◆ **EXERCISE BRIEF**: The answer must be an exact reproduction of all the entries.

::: DATA FOR THIS TASK

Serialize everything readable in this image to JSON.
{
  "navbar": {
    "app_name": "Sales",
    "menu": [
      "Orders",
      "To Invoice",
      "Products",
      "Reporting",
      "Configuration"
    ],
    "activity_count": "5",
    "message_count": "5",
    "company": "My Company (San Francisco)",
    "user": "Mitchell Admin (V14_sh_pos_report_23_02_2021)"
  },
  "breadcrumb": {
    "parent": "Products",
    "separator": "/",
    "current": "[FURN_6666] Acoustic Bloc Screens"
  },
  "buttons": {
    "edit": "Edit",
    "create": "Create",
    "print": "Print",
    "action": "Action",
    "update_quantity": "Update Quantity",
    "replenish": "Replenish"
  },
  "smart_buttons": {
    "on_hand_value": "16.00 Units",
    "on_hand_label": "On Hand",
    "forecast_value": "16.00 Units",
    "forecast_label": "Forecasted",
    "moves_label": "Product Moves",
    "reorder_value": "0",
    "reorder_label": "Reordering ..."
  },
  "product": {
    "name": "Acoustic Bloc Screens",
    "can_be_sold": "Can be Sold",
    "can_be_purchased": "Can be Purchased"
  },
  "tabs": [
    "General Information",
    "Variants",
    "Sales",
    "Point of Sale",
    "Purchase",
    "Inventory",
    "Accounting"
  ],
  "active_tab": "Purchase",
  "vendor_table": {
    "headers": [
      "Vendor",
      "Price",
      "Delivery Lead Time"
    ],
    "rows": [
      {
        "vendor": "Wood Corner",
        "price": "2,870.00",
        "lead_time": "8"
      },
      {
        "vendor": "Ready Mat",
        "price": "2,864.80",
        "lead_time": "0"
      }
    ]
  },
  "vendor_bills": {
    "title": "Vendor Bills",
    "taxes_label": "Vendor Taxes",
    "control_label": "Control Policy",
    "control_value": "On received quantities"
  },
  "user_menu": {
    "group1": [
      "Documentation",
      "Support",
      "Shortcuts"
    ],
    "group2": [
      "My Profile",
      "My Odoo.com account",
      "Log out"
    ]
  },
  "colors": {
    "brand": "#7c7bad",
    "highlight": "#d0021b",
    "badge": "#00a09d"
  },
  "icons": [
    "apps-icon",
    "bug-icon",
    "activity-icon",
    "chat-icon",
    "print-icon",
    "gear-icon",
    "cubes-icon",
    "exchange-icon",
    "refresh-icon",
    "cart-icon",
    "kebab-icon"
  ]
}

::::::

◆ **RESULT OF THE TASK**:
Serialize everything readable in this image to JSON.
{
  "navbar": {
    "app_name": "Sales",
    "menu": [
      "Orders",
      "To Invoice",
      "Products",
      "Reporting",
      "Configuration"
    ],
    "activity_count": "5",
    "message_count": "5",
    "company": "My Company (San Francisco)",
    "user": "Mitchell Admin (V14_sh_pos_report_23_02_2021)"
  },
  "breadcrumb": {
    "parent": "Products",
    "separator": "/",
    "current": "[FURN_6666] Acoustic Bloc Screens"
  },
  "buttons": {
    "edit": "Edit",
    "create": "Create",
    "print": "Print",
    "action": "Action",
    "update_quantity": "Update Quantity",
    "replenish": "Replenish"
  },
  "smart_buttons": {
    "on_hand_value": "16.00 Units",
    "on_hand_label": "On Hand",
    "forecast_value": "16.00 Units",
    "forecast_label": "Forecasted",
    "moves_label": "Product Moves",
    "reorder_value": "0",
    "reorder_label": "Reordering ..."
  },
  "product": {
    "name": "Acoustic Bloc Screens",
    "can_be_sold": "Can be Sold",
    "can_be_purchased": "Can be Purchased"
  },
  "tabs": [
    "General Information",
    "Variants",
    "Sales",
    "Point of Sale",
    "Purchase",
    "Inventory",
    "Accounting"
  ],
  "active_tab": "Purchase",
  "vendor_table": {
    "headers": [
      "Vendor",
      "Price",
      "Delivery Lead Time"
    ],
    "rows": [
      {
        "vendor": "Wood Corner",
        "price": "2,870.00",
        "lead_time": "8"
      },
      {
        "vendor": "Ready Mat",
        "price": "2,864.80",
        "lead_time": "0"
      }
    ]
  },
  "vendor_bills": {
    "title": "Vendor Bills",
    "taxes_label": "Vendor Taxes",
    "control_label": "Control Policy",
    "control_value": "On received quantities"
  },
  "user_menu": {
    "group1": [
      "Documentation",
      "Support",
      "Shortcuts"
    ],
    "group2": [
      "My Profile",
      "My Odoo.com account",
      "Log out"
    ]
  },
  "colors": {
    "brand": "#7c7bad",
    "highlight": "#d0021b",
    "badge": "#00a09d"
  },
  "icons": [
    "apps-icon",
    "bug-icon",
    "activity-icon",
    "chat-icon",
    "print-icon",
    "gear-icon",
    "cubes-icon",
    "exchange-icon",
    "refresh-icon",
    "cart-icon",
    "kebab-icon"
  ]
}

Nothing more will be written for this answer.